Although we bowled well their score just kept building, thanks largely by a partnership of Shazhad (30) and the talented Mohammed (52 not out). They helped take the score to 176 for 7 off the allotted 30 overs. Brian McAllister’s terrific spell of 2 for 13 and Kevin’s 1 for 20 off 5 were the bowling highlights whilst I took a couple of wickets(one from a smart stumping by keeper Cecil). with a deserved wicket for Andy Barber on his debut.
Our innings took ominously familiar shape as we quickly imploded: after 4 overs were just 7 for 3! We struggled up to 23 for 3 after 9 overs. Just when it was beginning to look like respectability might be achieved the brilliant Mohammed struck with a sensational hat trick- all 3 batsmen bowled with uncanny accuracy in a triple wicket maiden. We were now 23 for 6 after 10 overs. Throughout this mayhem Kevin kept cool, somehow managing to avoid Mohammed but for the odd ball. Brian joined him at the crease and we finally had a partnership that gave us some breathing space. Terry Gayle was our fourth highest scorer (3!) on his debut despite having a broken thumb whilst Stuart Hayes gallantly retired to allow Deaglan to get on the scoreboard. Finally, thanks to Kevin carrying his bat and scoring a well paced 51 not out, we posted a respectable 109 , losing by 67 runs to a team which seemed to be stuffed full not just of good batsmen but excellent bowlers too.
Kilkenny hurling does not need much help from cricket clubs these days, but I suspect that the amazing record of the Cats’ hurlers may well be grounded in the extraordinary popularity of cricket in rural Kilkenny in the 19th century.
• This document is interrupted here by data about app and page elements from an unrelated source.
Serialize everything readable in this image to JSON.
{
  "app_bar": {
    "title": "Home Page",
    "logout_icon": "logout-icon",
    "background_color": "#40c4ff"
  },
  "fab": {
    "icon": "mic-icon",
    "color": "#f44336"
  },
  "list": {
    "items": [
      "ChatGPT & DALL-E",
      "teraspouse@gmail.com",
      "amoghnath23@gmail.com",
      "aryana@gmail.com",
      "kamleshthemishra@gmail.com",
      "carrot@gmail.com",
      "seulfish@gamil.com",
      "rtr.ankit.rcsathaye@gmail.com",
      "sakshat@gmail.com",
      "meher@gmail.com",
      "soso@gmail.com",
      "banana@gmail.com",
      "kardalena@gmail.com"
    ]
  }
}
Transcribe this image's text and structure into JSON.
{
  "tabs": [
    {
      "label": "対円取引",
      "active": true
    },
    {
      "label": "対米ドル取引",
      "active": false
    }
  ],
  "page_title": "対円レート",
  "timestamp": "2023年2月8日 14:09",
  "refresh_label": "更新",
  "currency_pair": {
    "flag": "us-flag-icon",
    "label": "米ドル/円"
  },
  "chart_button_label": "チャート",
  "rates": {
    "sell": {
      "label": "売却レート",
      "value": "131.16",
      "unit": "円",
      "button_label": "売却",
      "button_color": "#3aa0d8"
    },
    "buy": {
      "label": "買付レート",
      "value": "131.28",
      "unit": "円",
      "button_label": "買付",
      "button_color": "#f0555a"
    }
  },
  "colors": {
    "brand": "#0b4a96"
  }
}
If Kilkenny cricket prospers then maybe there might be some payback in terms of recruiting former hurlers, but for the moment the revived Kilkenny team is doing fine as it is based on our rather chastening experience!